● **What you are asked to do**
Report every line below that holds the word "here".

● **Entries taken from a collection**

○ ○ ○ ○ ○

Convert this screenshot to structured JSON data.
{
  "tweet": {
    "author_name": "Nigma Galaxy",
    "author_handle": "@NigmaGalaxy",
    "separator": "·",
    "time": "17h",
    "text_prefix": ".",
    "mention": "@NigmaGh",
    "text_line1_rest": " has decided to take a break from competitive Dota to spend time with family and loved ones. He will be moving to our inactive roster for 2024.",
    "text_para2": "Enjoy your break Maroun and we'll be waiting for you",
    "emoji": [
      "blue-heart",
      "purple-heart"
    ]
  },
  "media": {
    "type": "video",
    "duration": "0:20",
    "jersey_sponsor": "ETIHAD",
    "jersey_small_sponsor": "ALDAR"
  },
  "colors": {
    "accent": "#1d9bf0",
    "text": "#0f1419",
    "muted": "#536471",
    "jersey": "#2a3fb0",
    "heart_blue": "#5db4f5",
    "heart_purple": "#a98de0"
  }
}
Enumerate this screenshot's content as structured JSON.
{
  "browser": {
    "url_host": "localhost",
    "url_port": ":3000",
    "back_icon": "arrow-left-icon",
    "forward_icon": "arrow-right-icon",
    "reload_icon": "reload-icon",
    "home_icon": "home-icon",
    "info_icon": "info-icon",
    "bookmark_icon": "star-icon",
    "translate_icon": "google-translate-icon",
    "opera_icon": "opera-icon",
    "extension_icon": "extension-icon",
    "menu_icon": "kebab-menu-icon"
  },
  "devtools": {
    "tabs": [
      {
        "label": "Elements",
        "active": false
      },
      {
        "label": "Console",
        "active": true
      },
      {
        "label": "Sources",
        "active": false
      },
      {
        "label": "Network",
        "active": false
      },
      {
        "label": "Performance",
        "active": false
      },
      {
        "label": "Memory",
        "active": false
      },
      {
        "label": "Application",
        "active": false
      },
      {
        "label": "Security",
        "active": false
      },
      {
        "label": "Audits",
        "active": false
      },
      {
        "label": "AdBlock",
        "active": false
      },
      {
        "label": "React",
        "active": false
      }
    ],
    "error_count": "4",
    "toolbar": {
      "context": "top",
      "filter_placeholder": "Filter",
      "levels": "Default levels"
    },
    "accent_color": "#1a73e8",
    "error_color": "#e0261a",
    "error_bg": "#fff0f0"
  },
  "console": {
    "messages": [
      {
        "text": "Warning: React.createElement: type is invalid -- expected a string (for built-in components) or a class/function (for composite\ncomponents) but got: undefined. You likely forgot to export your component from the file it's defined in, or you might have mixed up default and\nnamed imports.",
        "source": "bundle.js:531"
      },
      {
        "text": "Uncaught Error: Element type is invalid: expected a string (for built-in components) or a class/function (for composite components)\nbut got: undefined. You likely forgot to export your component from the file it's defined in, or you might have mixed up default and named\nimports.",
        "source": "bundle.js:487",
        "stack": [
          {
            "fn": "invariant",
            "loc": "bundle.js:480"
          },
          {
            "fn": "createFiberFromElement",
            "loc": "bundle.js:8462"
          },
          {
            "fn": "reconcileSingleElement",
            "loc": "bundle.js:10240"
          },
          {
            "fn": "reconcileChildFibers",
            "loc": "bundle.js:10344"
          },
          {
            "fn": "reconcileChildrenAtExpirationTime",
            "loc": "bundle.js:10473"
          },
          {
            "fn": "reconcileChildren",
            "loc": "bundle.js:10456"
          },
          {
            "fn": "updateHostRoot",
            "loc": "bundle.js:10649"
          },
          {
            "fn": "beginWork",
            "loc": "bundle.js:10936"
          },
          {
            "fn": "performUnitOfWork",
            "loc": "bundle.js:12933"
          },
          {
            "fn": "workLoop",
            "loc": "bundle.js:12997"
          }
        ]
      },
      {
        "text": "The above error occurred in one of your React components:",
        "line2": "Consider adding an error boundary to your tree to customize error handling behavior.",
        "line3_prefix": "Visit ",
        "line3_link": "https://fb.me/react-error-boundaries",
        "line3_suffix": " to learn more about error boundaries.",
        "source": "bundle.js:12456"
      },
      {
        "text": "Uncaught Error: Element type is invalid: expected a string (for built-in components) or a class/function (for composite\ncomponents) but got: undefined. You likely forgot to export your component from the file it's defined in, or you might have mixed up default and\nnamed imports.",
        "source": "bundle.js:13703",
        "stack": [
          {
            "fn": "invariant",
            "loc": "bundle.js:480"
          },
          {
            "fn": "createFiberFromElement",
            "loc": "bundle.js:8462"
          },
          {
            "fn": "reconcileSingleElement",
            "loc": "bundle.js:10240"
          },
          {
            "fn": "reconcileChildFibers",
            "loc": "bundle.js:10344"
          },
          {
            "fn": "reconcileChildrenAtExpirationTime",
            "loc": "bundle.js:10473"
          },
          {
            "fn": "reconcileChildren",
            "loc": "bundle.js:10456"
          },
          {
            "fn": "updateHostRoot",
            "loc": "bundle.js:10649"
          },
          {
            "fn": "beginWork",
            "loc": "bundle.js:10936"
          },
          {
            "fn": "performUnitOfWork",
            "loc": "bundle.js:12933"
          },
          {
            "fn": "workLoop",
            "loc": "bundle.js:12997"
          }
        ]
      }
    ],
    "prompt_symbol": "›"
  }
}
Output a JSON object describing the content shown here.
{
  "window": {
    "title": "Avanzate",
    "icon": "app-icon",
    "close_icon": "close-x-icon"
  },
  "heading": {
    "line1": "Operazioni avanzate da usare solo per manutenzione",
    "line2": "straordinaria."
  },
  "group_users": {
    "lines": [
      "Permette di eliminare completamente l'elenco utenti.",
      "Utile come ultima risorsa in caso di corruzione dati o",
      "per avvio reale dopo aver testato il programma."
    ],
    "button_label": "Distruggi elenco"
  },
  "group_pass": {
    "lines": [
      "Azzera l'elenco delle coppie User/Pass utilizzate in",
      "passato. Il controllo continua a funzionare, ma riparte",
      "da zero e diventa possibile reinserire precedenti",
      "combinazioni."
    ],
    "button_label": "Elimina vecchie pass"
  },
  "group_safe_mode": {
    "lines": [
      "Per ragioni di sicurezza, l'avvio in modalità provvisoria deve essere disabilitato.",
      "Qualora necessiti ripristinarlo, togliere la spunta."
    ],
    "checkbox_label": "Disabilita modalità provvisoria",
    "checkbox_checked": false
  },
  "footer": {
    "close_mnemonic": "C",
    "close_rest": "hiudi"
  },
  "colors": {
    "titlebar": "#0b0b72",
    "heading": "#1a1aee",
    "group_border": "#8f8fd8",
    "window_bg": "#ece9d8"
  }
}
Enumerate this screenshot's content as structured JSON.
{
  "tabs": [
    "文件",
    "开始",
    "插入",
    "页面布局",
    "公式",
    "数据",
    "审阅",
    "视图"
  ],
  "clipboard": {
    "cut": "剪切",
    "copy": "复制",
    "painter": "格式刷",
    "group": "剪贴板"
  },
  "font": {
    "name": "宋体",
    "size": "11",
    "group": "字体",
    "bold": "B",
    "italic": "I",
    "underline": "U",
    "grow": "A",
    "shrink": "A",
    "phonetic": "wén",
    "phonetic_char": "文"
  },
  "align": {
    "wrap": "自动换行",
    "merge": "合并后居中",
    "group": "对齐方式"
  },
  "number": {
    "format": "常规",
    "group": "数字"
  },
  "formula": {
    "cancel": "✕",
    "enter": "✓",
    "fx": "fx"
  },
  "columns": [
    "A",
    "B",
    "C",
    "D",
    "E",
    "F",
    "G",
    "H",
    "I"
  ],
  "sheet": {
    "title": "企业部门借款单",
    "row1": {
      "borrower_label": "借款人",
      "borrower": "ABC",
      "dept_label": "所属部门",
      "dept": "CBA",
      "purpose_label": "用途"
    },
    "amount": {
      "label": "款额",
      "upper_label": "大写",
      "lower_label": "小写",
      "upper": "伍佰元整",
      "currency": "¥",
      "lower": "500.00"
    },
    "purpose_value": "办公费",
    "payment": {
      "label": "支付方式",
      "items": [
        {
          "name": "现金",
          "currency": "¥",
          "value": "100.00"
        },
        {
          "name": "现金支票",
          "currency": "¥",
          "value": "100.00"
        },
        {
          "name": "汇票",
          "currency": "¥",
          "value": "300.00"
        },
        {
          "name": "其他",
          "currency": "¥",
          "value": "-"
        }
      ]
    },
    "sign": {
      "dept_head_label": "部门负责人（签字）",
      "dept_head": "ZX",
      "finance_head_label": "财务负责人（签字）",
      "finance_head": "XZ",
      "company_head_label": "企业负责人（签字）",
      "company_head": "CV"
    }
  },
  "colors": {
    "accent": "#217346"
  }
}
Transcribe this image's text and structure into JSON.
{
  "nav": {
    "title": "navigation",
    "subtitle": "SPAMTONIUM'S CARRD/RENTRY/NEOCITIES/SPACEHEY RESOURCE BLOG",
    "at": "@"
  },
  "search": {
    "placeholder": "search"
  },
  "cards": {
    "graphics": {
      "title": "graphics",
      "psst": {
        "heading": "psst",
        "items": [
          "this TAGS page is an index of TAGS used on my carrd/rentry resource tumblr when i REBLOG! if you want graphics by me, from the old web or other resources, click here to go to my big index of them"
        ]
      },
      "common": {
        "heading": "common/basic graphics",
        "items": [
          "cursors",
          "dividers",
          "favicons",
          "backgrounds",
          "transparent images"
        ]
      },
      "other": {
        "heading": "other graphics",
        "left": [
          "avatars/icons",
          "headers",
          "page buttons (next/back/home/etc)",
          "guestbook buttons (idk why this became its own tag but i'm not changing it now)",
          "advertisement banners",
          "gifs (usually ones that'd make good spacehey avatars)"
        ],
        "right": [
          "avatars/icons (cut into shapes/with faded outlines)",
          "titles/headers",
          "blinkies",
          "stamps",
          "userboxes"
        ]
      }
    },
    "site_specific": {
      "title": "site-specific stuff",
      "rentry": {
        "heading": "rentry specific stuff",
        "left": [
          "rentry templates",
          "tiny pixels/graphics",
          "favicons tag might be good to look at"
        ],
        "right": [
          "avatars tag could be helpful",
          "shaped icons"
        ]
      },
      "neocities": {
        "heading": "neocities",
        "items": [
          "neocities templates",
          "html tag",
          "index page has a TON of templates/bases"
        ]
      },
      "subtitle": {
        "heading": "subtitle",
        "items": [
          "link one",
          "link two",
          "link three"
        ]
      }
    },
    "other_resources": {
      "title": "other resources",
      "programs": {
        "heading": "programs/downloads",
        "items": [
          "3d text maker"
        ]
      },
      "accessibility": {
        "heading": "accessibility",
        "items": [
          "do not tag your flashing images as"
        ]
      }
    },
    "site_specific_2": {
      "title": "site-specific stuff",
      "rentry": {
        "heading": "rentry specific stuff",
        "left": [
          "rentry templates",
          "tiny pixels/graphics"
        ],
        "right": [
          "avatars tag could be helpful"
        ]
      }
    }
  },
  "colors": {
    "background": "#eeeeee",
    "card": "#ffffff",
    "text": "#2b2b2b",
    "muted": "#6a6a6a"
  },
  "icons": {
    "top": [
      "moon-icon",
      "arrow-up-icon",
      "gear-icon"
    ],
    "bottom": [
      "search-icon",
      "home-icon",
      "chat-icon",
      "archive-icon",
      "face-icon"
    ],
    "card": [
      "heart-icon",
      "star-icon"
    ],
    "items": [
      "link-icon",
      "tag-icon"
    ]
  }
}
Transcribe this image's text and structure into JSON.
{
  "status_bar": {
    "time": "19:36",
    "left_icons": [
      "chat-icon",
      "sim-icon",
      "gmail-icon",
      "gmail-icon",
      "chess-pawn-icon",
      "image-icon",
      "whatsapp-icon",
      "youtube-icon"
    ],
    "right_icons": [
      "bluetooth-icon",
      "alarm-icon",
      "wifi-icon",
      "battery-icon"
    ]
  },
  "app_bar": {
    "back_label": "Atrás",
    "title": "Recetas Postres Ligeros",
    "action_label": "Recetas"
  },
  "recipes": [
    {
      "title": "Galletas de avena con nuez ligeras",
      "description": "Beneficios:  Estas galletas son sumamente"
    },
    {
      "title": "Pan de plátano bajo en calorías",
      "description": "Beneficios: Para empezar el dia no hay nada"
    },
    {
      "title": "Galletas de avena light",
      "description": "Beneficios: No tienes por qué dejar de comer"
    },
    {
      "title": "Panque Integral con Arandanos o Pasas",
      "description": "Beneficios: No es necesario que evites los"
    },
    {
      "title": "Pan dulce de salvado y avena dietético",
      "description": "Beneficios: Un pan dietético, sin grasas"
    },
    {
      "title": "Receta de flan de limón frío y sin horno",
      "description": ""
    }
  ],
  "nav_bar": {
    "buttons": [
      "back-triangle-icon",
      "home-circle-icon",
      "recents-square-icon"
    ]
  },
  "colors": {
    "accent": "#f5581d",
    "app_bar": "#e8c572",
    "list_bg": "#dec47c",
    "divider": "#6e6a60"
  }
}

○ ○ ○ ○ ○

● **Exercise result**
Output a JSON object describing the content shown here.
          "this TAGS page is an index of TAGS used on my carrd/rentry resource tumblr when i REBLOG! if you want graphics by me, from the old web or other resources, click here to go to my big index of them"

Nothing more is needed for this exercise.